Why complete a TEFL course? There are a number of reasons why a native English-speaker might undertake a TEFL course. Firstly, it can provide the skills to allow a person to live and work in another country, where it might otherwise be difficult to find employment. By living abroad, one has the opportunity to experience a foreign culture on a level that would not otherwise be possible if simply visiting on holiday. It also allows the individual to make a positive impact on people&#146;s lives, which is much harder to achieve directly when residing in a Western country. Last, but not least, it is both a challenging and fun environment in which to work and provides a great opportunity for personal development. My first experience of teaching was on a PGCE course in the UK and it was not a positive one. It was a world away from the TEFL course that I have just completed. The British educational system is stifled by an overwhelming amount of bureaucracy and school politics, which detaches greatly from the single most important aspect of any teaching course &#150; allowing the trainee to quickly develop their teaching skills. During the three months I spent on the PGCE, I learnt about educational psychology, classroom management and professional conduct, but I actually spent less time in the classroom than I did during my one-month TEFL course. At first I was allowed to teach small parts of various lessons, which made me feel somewhat superfluous, rather than actually building my confidence. I believe I can now say with some conviction that there is no other way to gain the skills required in the classroom, except with a significant amount of teaching practice. This is where I feel that most TEFL courses succeed because they are teaching-driven, rather than being academically driven. (1) substantiates this theory. Research has proven that even amongst TEFL courses, there is a significant variation in both quality and credibility, which essentially comes down to one component &#150; how much teaching practice is involved. A number of organizations run on- line TEFL courses, which involve a limited amount of teacher-student contact time and no classroom experience. They tend to focus on the academic aspects of teaching rather than the reality of it. The danger is that the students who take these inferior courses are selling themselves short.

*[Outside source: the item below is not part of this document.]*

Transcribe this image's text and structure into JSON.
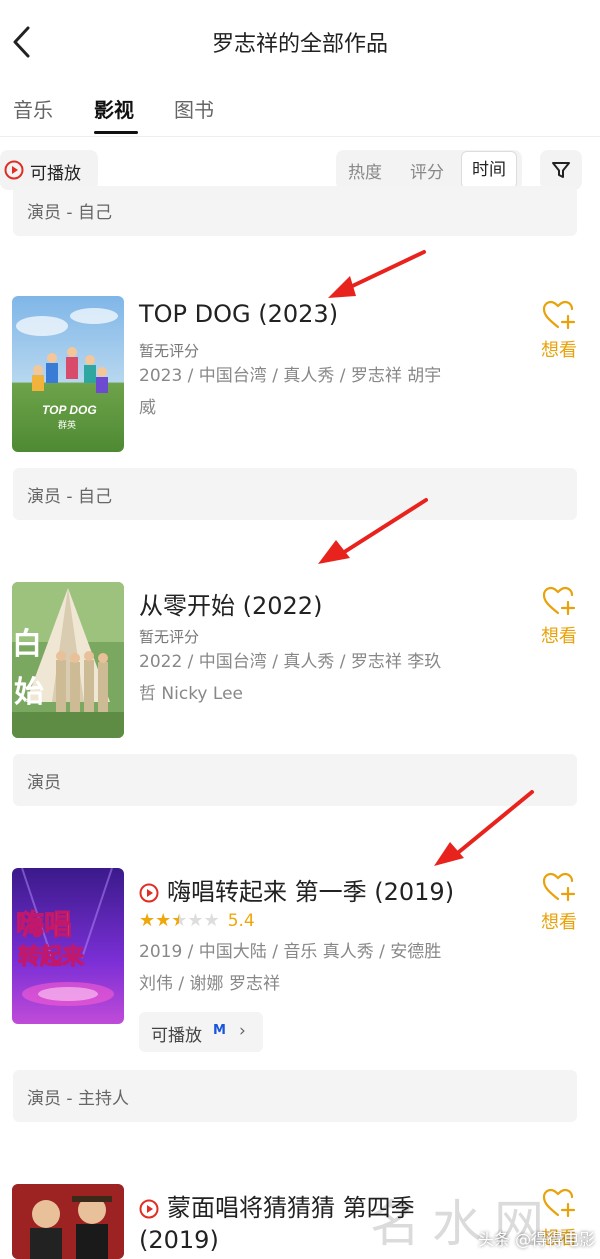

Once they arrive in the classroom, they have little idea of how to teach or what to expect, other than some very basic techniques. In addition, without a TEFL qualification which is fully recognized by the Quality Curriculum Authority (QCA), under-qualified teachers find themselves fighting for jobs at the lower end of the quality/pay spectrum. The conclusion is a simple one. If an individual is thinking seriously about teaching, then they should take a serious teaching course. One which will provide the essential skills for them to embark on a successful teaching career in the future. Matt Smith. References: (1) http://education.guardian.co.uk/tefl/courses/story/0,,1882234,00l
Author: Matt Smith
Date of post: 2007-02-06